The IBM Center is releasing an update to its 2009 The Operator’s Manual for the New Administration for the use of new executives in the federal government. This updated chapter on people reflects advances based on extensive practical research published by the Center since 2009 on changes, challenges, and opportunities surrounding the workplace, the nature of work, and the workforce charged with performing the activities of government.
The IBM Center is releasing an update to its 2009 The Operator’s Manual for the New Administration for the use of new executives in the federal government. This updated chapter on leadership reflects advances based on extensive practical research published by the Center since 2009 on the success of real leaders and provides insights on how government executives can better lead their agencies and programs.
How do leaders of very diverse agencies direct ambitious change? How do they achieve significant

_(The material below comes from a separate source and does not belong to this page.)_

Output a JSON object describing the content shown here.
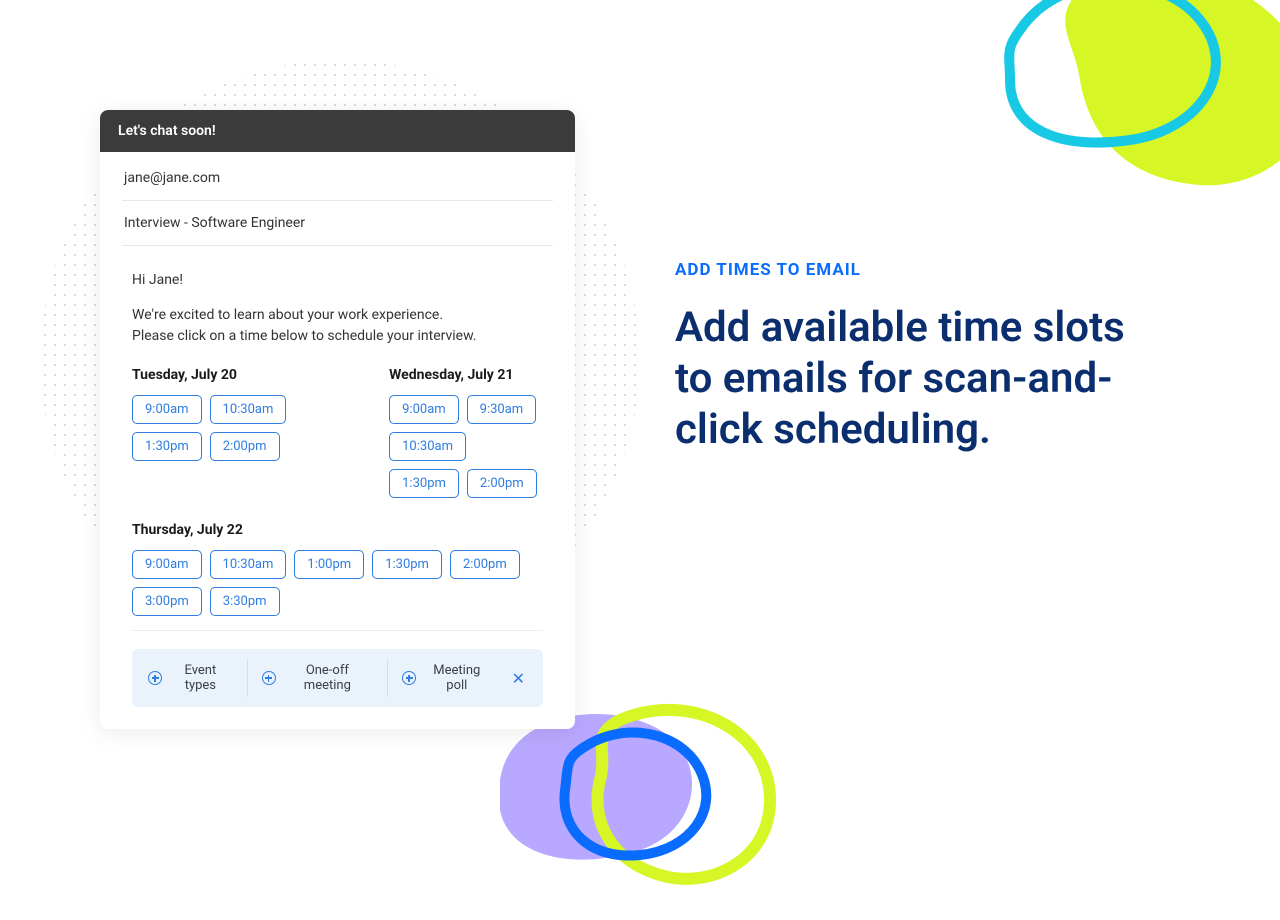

goals? What strategies do they use to overcome opposition and win allies? How do specific
organizational and political contexts affect strategies and outcomes?

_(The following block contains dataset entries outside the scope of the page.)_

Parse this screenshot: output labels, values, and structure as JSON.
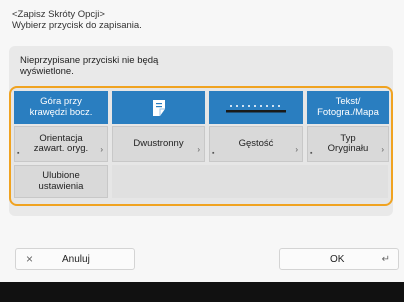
{
  "header": {
    "title": "<Zapisz Skróty Opcji>",
    "instruction": "Wybierz przycisk do zapisania."
  },
  "notice": {
    "line1": "Nieprzypisane przyciski nie będą",
    "line2": "wyświetlone."
  },
  "tiles": {
    "gora_line1": "Góra przy",
    "gora_line2": "krawędzi bocz.",
    "tekst_line1": "Tekst/",
    "tekst_line2": "Fotogra./Mapa",
    "orientacja_line1": "Orientacja",
    "orientacja_line2": "zawart. oryg.",
    "dwustronny": "Dwustronny",
    "gestosc": "Gęstość",
    "typ_line1": "Typ",
    "typ_line2": "Oryginału",
    "ulubione_line1": "Ulubione",
    "ulubione_line2": "ustawienia"
  },
  "buttons": {
    "cancel": "Anuluj",
    "ok": "OK"
  },
  "colors": {
    "accent_orange": "#f0a321",
    "tile_blue": "#2a7ec0",
    "bottom_bar": "#111111"
  }
}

Since the creation of the IBM Center for The Business of
Government over fourteen years ago, it has been our goal to
help public sector leaders and managers address real-world
problems by sponsoring independent, third-party research
from top minds in academe and the nonprofit sector.
A Presidential election year provides an opportunity to step back and consider major issues that will face government in the future. Our Center has devoted significant attention to this topic 4, 8, and 12 years ago, and this year we will build on that tradition.
Our Guide is a short and timely primer on how to manage in the federal government. This 24-page document includes six 'to dos' for government executives, a discussion on stakeholder groups, and eight essential tools for achieving your goals.
In a dynamic global landscape, the U.S. Department of State has also sought to advance diplomacy by pursuing effective knowledge-sharing as well as expanding the use of collaborative technology. What is eDiplomacy? How is eDiplomacy moving State from a culture of need to know toward a culture of a need to share?